__TO DO__.
Tally up the lines in the material where the word "файлів" appears, then give the total and nothing else.

━━━━━━

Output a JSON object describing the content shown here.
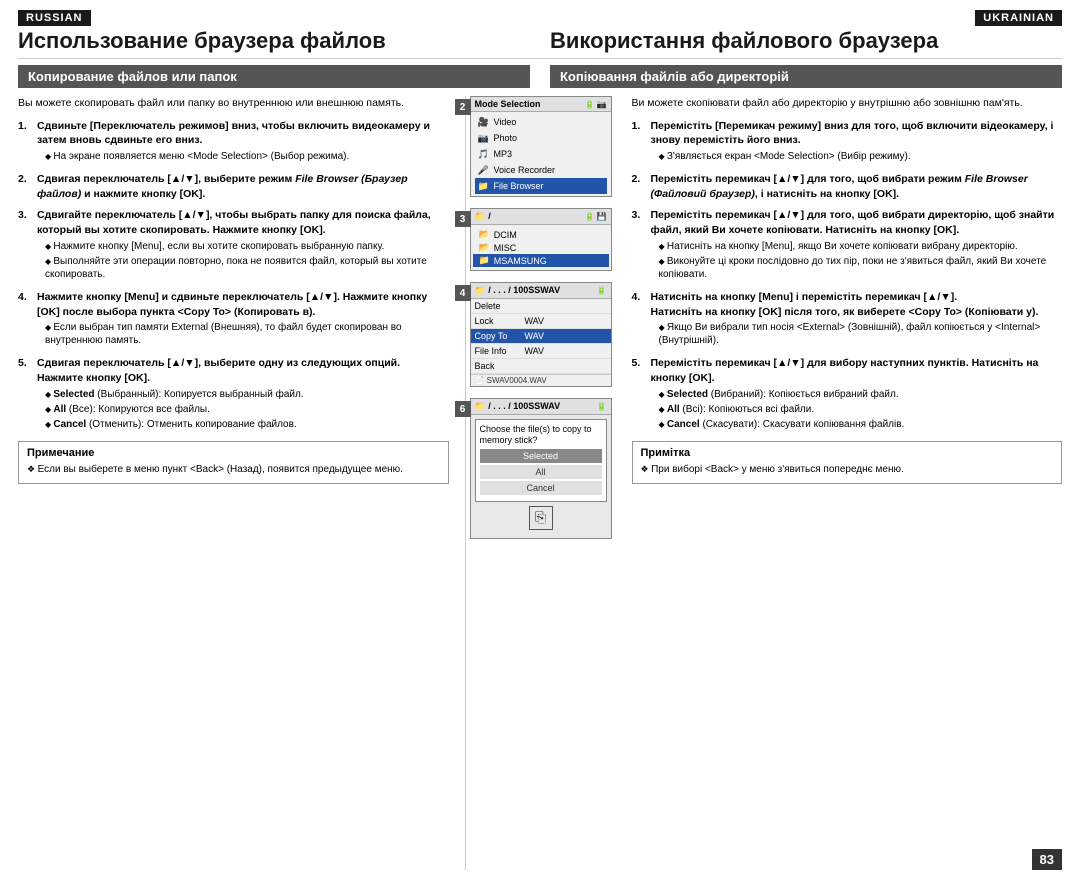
{
  "lang_left": "RUSSIAN",
  "lang_right": "UKRAINIAN",
  "title_left": "Использование браузера файлов",
  "title_right": "Використання файлового браузера",
  "section_left": "Копирование файлов или папок",
  "section_right": "Копіювання файлів або директорій",
  "intro_left": "Вы можете скопировать файл или папку во внутреннюю или внешнюю память.",
  "intro_right": "Ви можете скопіювати файл або директорію у внутрішню або зовнішню пам'ять.",
  "steps_left": [
    {
      "num": "1.",
      "main": "Сдвиньте [Переключатель режимов] вниз, чтобы включить видеокамеру и затем вновь сдвиньте его вниз.",
      "sub": [
        "На экране появляется меню <Mode Selection> (Выбор режима)."
      ]
    },
    {
      "num": "2.",
      "main": "Сдвигая переключатель [▲/▼], выберите режим File Browser (Браузер файлов) и нажмите кнопку [OK].",
      "sub": []
    },
    {
      "num": "3.",
      "main": "Сдвигайте переключатель [▲/▼], чтобы выбрать папку для поиска файла, который вы хотите скопировать. Нажмите кнопку [OK].",
      "sub": [
        "Нажмите кнопку [Menu], если вы хотите скопировать выбранную папку.",
        "Выполняйте эти операции повторно, пока не появится файл, который вы хотите скопировать."
      ]
    },
    {
      "num": "4.",
      "main": "Нажмите кнопку [Menu] и сдвиньте переключатель [▲/▼]. Нажмите кнопку [OK] после выбора пункта <Copy To> (Копировать в).",
      "sub": [
        "Если выбран тип памяти External (Внешняя), то файл будет скопирован во внутреннюю память."
      ]
    },
    {
      "num": "5.",
      "main": "Сдвигая переключатель [▲/▼], выберите одну из следующих опций. Нажмите кнопку [OK].",
      "sub": [
        "Selected (Выбранный): Копируется выбранный файл.",
        "All (Все): Копируются все файлы.",
        "Cancel (Отменить): Отменить копирование файлов."
      ]
    }
  ],
  "note_left_title": "Примечание",
  "note_left_items": [
    "Если вы выберете в меню пункт <Back> (Назад), появится предыдущее меню."
  ],
  "steps_right": [
    {
      "num": "1.",
      "main": "Перемістіть [Перемикач режиму] вниз для того, щоб включити відеокамеру, і знову перемістіть його вниз.",
      "sub": [
        "З'являється екран <Mode Selection> (Вибір режиму)."
      ]
    },
    {
      "num": "2.",
      "main": "Перемістіть перемикач [▲/▼] для того, щоб вибрати режим File Browser (Файловий браузер), і натисніть на кнопку [OK].",
      "sub": []
    },
    {
      "num": "3.",
      "main": "Перемістіть перемикач [▲/▼] для того, щоб вибрати директорію, щоб знайти файл, який Ви хочете копіювати. Натисніть на кнопку [OK].",
      "sub": [
        "Натисніть на кнопку [Menu], якщо Ви хочете копіювати вибрану директорію.",
        "Виконуйте ці кроки послідовно до тих пір, поки не з'явиться файл, який Ви хочете копіювати."
      ]
    },
    {
      "num": "4.",
      "main": "Натисніть на кнопку [Menu] і перемістіть перемикач [▲/▼].\nНатисніть на кнопку [OK] після того, як виберете <Copy To> (Копіювати у).",
      "sub": [
        "Якщо Ви вибрали тип носія <External> (Зовнішній), файл копіюється у <Internal> (Внутрішній)."
      ]
    },
    {
      "num": "5.",
      "main": "Перемістіть перемикач [▲/▼] для вибору наступних пунктів. Натисніть на кнопку [OK].",
      "sub": [
        "Selected (Вибраний): Копіюється вибраний файл.",
        "All (Всі): Копіюються всі файли.",
        "Cancel (Скасувати): Скасувати копіювання файлів."
      ]
    }
  ],
  "note_right_title": "Примітка",
  "note_right_items": [
    "При виборі <Back> у меню з'явиться попереднє меню."
  ],
  "page_num": "83",
  "screens": [
    {
      "num": "2",
      "header": "Mode Selection",
      "items": [
        {
          "icon": "🎥",
          "label": "Video",
          "active": false
        },
        {
          "icon": "📷",
          "label": "Photo",
          "active": false
        },
        {
          "icon": "🎵",
          "label": "MP3",
          "active": false
        },
        {
          "icon": "🎤",
          "label": "Voice Recorder",
          "active": false
        },
        {
          "icon": "📁",
          "label": "File Browser",
          "active": true
        }
      ]
    },
    {
      "num": "3",
      "header": "/",
      "folders": [
        {
          "label": "DCIM",
          "active": false
        },
        {
          "label": "MISC",
          "active": false
        },
        {
          "label": "MSAMSUNG",
          "active": true
        }
      ]
    },
    {
      "num": "4",
      "header": "/ . . . / 100SSWAV",
      "actions": [
        {
          "label": "Delete",
          "value": "",
          "active": false
        },
        {
          "label": "Lock",
          "value": "WAV",
          "active": false
        },
        {
          "label": "Copy To",
          "value": "WAV",
          "active": true
        },
        {
          "label": "File Info",
          "value": "WAV",
          "active": false
        },
        {
          "label": "Back",
          "value": "",
          "active": false
        }
      ],
      "extra": "SWAV0004.WAV"
    },
    {
      "num": "6",
      "header": "/ . . . / 100SSWAV",
      "choose_title": "Choose the file(s) to copy to memory stick?",
      "options": [
        {
          "label": "Selected",
          "type": "selected"
        },
        {
          "label": "All",
          "type": "plain"
        },
        {
          "label": "Cancel",
          "type": "plain"
        }
      ]
    }
  ]
}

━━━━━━

__RESULT FOR THIS TASK__.
2